I have a small room, but want to be able to do various project work, including working on my 3D printer. And I really wanted a desk where I can have things organized or I spend all my time looking for my tools and pieces.
So, I used an IKEA HEMNES console table, two HEMNES night stands, and the top part of the two-part HEMNES writing desk (the desk add-on unit).
The two night stands are placed on top of the console table, and the add on unit on top of them, like the cross slab of a megalith, done in wood plank furniture.
IKEA items used:
- HEMNES Desk Add-on Unit (304.024.11)
- HEMNES Console Table (502.821.39)
- 2 x HEMNES Chest of 2 Drawers (304.024.06)
- SKÅDIS plates and various hooks
Other materials and tools:
- 157 x 60 x 2cm wooden plate
- White paint
- Painting tools
- 9 hinges, screws, bolts, nuts,
- 2 x 72 cm table legs
- Normal pencil & fat pencil
- Foam or other large squishable item
- Pencil sharpener
- Various tools including drill and Dremel
3D Printer Workbench set up
At first, I piled the HEMNES units up. The problem with this set up is there isn’t all that much table space for basic computing work. Like having space for a monitor and keyboard.
The solution was to replace the top plate of the console table with a wider one, then attach the narrower original plate with hinges to the wider plate. Much like a secretary desk.
I got a board cut to size, 2 cm thick, which I then proceeded to sand all the edges off and hand-painted several layers of white, trying to get the same white stained finish as the HEMNES.
Replicating the holes for the top plate
After that, the tricky part was replicating the holes of the top plate accurately – 6 large and 4 small – on the new board. Just measuring them would not cut it, at least not in my experience with similar projects earlier.
I needed some sort of marker I could use to derive the drilling spots from the console table itself. Then, I realised pencils could do the job. A regular pencil fit the smaller holes nicely. For the larger holes, I used Faber-Castell large coloring pencils.
After marking all the necessary holes, the moment of truth! Using a 10 mm wood drill bit and the distance-stop on the drill, I first did a test drill in a piece of left-over wood of the same thickness, then drilled the larger holes first. Of the 6 big holes, 2 needed a tiny bit of sideways drilling to go in. The four smaller holes just fit perfectly. Quite amazing.
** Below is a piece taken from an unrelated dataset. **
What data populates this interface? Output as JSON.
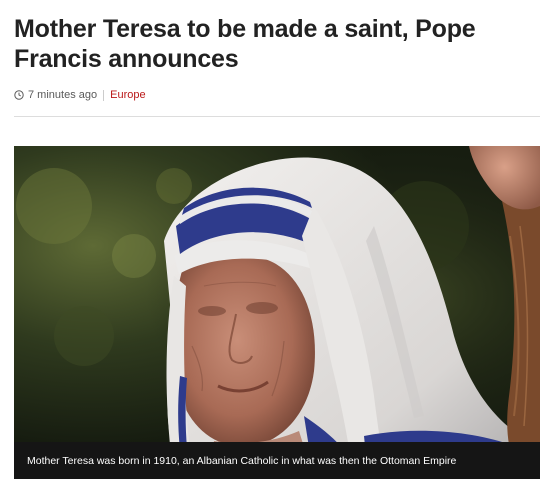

In order to prevent the overhanging board from bending and breaking over time, I added support brackets underneath.
Attaching the folding desk to the 3D printer workbench
The last part was adding the foldable table top with foldable legs. This also needs to be done carefully, which I’ve detailed in my tutorial. Poorly placed hinges can make proper folding impossible, or at least break down quickly.
I also used some magnets to hold up the legs in the folded position.
Since part of the reason for this workbench is that I get to have my tools organized, I got some Skådis hook plates and a bunch of attachments. I put two plates hinge-mounted in front, leaving me with space to hang my tools.
The 3D printer workbench folds down nicely to allow an air mattress, and up to work on. The legs are admittedly a bit unstable. But it’s a huge step up from a wobbly folding table and a flimsy metal shelf system.
Time and cost?
The main part, after putting together the IKEA parts and painting the board, took about a week. Above the IKEA parts, it cost maybe €70 total, I didn’t count.
What to pay special attention to?
I was lucky that the space between the chests of drawers was large enough, I didn’t measure that. A different printer might be too large.
Looking back, would you have done it differently?
I needlessly cut out spaces for hinges on the board, thinking I wanted the foldable part to fold upwards. Folding downwards is much easier.
See the full tutorial on my blog.
~ by Lars Clausen